What you will do:
Filter on the word "nModel": copy each matching line from the listing below.

Task input:

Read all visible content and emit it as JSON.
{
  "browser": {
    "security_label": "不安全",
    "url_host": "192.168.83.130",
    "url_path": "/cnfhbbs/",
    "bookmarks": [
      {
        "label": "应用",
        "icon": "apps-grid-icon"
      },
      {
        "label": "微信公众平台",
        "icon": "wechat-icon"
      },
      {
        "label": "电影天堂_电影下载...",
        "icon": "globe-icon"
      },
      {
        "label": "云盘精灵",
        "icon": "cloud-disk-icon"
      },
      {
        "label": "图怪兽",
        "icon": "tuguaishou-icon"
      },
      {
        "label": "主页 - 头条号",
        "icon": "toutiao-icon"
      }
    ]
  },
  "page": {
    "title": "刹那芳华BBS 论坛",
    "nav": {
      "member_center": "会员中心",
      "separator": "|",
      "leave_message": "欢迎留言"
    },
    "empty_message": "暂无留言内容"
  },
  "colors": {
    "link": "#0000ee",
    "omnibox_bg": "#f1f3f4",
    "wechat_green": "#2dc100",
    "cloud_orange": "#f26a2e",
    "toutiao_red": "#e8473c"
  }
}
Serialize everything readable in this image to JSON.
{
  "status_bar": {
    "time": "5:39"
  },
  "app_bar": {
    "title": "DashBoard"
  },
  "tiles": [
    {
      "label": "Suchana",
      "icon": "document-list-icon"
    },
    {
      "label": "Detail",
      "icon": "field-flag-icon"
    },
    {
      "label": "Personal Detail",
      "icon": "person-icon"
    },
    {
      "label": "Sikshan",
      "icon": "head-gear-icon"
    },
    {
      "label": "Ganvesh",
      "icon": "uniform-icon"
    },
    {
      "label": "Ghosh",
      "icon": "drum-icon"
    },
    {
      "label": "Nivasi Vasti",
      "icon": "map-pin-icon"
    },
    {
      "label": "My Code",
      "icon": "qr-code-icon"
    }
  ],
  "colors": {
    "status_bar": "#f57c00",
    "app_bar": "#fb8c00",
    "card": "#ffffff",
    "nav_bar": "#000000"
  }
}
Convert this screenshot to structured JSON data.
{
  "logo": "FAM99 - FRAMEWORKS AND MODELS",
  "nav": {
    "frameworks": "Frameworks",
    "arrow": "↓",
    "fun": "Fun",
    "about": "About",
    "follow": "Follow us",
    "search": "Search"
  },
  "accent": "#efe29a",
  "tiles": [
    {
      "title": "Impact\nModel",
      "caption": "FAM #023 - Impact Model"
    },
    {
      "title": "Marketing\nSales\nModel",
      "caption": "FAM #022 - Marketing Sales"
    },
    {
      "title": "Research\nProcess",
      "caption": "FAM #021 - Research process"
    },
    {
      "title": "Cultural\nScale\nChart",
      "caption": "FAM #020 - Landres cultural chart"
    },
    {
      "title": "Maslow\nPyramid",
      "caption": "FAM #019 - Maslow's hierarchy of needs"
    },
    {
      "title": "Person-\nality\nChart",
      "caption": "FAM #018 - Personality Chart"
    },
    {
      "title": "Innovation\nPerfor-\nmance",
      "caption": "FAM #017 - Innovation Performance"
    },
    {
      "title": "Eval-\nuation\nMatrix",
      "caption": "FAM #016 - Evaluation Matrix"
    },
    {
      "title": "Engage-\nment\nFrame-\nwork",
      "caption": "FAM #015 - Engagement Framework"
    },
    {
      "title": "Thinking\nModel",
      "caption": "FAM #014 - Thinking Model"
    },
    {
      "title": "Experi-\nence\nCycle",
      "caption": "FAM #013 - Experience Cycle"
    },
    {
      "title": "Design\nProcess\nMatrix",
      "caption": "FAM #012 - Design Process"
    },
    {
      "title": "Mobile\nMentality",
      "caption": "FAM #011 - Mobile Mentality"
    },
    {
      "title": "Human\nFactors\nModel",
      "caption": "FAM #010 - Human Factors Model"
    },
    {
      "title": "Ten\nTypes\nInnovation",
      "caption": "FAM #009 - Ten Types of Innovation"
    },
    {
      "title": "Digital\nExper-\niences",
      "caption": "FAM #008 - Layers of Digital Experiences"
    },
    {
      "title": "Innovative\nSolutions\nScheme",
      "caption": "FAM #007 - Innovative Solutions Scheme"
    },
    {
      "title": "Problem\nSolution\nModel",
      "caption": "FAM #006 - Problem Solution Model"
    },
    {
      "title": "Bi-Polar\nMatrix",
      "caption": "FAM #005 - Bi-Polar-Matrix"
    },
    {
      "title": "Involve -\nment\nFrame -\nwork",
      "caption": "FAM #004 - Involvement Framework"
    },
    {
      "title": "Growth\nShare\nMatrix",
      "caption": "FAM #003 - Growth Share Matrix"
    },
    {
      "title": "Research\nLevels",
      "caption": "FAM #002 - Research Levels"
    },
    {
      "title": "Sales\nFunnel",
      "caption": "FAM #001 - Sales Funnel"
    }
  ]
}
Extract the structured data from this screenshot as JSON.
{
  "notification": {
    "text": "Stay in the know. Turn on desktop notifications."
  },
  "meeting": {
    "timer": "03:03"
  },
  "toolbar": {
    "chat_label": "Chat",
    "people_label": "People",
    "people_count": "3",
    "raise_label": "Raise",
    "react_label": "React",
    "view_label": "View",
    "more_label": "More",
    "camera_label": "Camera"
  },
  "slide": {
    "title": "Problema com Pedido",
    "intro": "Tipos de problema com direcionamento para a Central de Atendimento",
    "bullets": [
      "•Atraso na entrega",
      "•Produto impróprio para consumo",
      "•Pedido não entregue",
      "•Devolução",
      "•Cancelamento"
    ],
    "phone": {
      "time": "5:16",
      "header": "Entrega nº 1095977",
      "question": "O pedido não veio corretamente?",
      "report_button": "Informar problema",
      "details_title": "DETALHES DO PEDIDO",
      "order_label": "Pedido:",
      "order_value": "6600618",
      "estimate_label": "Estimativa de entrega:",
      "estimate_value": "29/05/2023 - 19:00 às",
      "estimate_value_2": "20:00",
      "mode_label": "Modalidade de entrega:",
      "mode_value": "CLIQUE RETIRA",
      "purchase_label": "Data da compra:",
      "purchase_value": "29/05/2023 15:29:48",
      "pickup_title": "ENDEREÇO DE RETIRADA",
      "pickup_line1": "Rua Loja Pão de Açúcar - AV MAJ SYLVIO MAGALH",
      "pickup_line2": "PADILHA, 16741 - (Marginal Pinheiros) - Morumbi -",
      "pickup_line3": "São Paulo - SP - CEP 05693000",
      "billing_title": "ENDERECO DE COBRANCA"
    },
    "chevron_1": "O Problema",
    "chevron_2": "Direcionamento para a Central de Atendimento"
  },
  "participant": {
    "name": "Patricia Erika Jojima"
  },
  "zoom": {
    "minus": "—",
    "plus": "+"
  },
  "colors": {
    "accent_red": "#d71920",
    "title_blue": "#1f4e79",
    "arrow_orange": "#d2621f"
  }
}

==

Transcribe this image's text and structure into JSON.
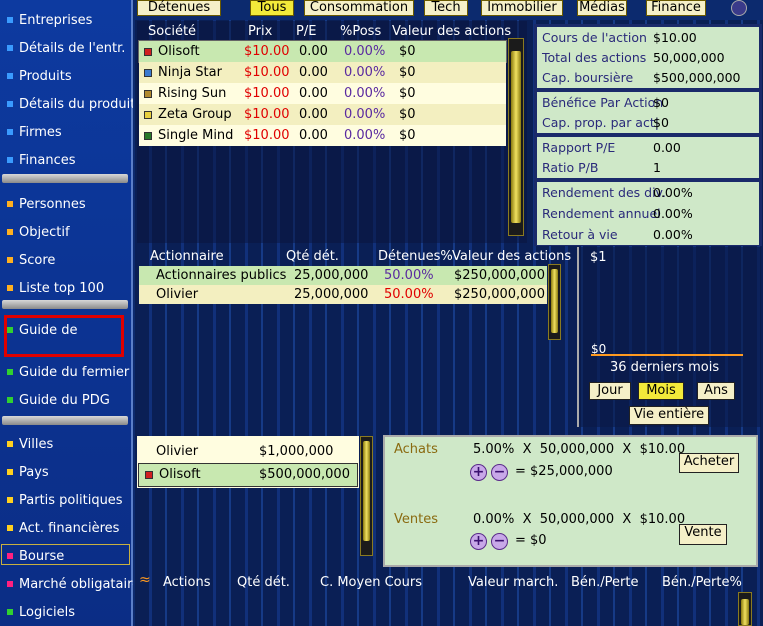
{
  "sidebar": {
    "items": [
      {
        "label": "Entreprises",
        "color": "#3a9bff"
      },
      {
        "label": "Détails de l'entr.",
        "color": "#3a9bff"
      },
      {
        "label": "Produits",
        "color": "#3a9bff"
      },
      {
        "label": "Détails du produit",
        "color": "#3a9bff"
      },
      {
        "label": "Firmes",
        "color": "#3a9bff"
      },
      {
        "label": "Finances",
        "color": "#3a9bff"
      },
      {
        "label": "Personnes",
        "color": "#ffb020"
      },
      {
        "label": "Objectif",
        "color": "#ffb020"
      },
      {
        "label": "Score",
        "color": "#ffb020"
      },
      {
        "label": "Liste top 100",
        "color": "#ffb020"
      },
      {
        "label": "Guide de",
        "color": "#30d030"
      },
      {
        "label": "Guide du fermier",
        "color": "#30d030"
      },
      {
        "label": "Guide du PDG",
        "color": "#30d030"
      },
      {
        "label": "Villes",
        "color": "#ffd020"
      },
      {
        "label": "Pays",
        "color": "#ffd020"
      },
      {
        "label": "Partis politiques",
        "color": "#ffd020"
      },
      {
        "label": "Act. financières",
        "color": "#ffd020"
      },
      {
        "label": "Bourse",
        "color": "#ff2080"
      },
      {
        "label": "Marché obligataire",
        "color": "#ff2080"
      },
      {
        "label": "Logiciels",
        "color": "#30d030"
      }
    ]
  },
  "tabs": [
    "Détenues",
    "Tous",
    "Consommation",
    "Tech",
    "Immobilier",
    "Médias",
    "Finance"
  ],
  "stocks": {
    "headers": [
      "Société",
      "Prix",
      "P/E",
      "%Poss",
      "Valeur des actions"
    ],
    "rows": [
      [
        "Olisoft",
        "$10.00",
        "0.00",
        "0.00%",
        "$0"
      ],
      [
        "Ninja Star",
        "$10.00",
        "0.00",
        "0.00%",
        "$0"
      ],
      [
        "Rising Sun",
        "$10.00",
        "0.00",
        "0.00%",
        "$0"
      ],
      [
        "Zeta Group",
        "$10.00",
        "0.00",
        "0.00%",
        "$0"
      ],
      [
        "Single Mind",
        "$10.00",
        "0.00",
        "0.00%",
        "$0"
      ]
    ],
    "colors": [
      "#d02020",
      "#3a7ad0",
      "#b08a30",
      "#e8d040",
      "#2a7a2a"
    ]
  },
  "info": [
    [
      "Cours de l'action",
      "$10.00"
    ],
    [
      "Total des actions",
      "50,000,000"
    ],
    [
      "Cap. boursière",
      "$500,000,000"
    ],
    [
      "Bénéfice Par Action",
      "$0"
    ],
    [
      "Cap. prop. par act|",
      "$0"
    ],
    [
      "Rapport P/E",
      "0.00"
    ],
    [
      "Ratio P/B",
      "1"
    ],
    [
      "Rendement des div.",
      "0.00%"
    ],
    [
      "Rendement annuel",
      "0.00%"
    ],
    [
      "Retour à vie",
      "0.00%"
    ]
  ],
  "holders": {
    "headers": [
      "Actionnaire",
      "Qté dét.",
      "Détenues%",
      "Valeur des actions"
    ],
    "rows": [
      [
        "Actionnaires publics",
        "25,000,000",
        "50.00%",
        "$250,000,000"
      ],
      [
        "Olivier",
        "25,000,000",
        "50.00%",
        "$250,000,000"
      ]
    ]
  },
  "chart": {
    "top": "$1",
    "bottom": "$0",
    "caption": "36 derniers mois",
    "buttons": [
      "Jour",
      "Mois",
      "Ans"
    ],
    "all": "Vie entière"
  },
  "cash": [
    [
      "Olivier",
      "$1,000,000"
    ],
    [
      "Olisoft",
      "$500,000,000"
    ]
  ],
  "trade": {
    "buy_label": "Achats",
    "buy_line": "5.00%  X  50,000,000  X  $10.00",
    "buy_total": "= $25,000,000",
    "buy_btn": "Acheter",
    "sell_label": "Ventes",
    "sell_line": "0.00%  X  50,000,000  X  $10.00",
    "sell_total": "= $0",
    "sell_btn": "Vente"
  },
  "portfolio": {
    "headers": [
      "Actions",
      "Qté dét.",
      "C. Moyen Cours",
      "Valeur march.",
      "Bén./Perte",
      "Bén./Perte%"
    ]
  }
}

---

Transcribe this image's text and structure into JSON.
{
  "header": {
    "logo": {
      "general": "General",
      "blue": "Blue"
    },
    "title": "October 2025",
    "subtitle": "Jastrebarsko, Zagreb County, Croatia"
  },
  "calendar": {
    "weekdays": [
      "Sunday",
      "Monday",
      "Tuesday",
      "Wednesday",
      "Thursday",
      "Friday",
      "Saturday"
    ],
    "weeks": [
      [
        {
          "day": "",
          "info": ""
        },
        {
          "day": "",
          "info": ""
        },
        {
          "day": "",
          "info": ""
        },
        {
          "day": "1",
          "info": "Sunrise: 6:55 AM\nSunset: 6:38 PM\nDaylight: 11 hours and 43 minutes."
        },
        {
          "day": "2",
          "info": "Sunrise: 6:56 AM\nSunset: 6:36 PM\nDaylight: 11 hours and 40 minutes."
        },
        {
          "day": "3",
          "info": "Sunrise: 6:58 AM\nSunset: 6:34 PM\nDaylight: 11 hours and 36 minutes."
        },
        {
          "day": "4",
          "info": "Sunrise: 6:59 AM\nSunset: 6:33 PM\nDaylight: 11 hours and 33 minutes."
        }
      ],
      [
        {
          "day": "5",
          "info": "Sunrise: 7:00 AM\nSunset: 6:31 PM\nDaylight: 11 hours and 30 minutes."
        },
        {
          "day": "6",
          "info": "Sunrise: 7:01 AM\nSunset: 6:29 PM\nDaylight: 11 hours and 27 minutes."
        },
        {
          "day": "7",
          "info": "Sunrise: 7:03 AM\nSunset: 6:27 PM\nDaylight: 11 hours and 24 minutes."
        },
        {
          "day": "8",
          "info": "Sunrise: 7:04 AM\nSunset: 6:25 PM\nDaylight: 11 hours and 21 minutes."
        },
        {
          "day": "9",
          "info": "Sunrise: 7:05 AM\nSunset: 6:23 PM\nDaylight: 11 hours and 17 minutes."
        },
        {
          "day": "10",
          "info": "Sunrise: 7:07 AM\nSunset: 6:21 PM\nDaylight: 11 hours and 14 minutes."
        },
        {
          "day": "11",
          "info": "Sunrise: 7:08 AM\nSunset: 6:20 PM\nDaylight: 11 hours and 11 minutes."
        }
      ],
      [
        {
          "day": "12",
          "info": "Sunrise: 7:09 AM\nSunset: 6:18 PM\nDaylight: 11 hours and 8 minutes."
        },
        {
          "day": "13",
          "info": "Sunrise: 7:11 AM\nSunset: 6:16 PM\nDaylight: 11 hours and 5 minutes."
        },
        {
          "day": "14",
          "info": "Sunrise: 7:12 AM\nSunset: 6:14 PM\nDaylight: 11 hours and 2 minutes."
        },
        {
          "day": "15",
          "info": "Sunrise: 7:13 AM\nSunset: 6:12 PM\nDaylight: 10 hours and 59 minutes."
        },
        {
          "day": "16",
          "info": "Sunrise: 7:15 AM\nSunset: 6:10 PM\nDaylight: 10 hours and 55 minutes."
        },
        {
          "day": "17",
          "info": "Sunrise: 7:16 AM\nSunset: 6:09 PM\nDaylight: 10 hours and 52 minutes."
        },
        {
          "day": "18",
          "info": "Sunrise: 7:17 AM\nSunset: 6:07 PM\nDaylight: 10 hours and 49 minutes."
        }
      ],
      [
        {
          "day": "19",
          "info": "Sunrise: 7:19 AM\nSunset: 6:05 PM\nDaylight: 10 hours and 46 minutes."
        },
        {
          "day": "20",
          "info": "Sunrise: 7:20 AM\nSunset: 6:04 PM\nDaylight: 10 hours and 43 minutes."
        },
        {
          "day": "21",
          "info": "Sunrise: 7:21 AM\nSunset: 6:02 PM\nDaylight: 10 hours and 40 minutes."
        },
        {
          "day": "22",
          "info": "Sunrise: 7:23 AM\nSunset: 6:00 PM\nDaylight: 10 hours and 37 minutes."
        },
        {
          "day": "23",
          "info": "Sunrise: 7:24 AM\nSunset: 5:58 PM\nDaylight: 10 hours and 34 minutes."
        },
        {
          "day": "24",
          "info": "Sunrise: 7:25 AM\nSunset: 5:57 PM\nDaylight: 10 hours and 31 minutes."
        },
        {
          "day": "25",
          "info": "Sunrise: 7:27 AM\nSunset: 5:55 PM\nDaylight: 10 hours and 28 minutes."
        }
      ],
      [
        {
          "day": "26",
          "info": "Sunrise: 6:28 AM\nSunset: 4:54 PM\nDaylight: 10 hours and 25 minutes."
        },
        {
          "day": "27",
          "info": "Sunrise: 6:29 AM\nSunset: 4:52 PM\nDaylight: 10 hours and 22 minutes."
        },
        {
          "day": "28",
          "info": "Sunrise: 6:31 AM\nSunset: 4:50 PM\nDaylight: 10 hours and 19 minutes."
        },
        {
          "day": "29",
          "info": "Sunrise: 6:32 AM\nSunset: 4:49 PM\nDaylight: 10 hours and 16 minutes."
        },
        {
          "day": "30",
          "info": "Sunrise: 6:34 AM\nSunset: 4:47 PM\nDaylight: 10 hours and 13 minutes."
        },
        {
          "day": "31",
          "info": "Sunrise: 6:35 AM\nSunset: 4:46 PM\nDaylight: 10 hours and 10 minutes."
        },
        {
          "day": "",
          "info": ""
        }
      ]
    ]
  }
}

Expected answer:
      "title": "Impact\nModel",
      "title": "Marketing\nSales\nModel",
      "title": "Thinking\nModel",
      "title": "Human\nFactors\nModel",
      "title": "Problem\nSolution\nModel",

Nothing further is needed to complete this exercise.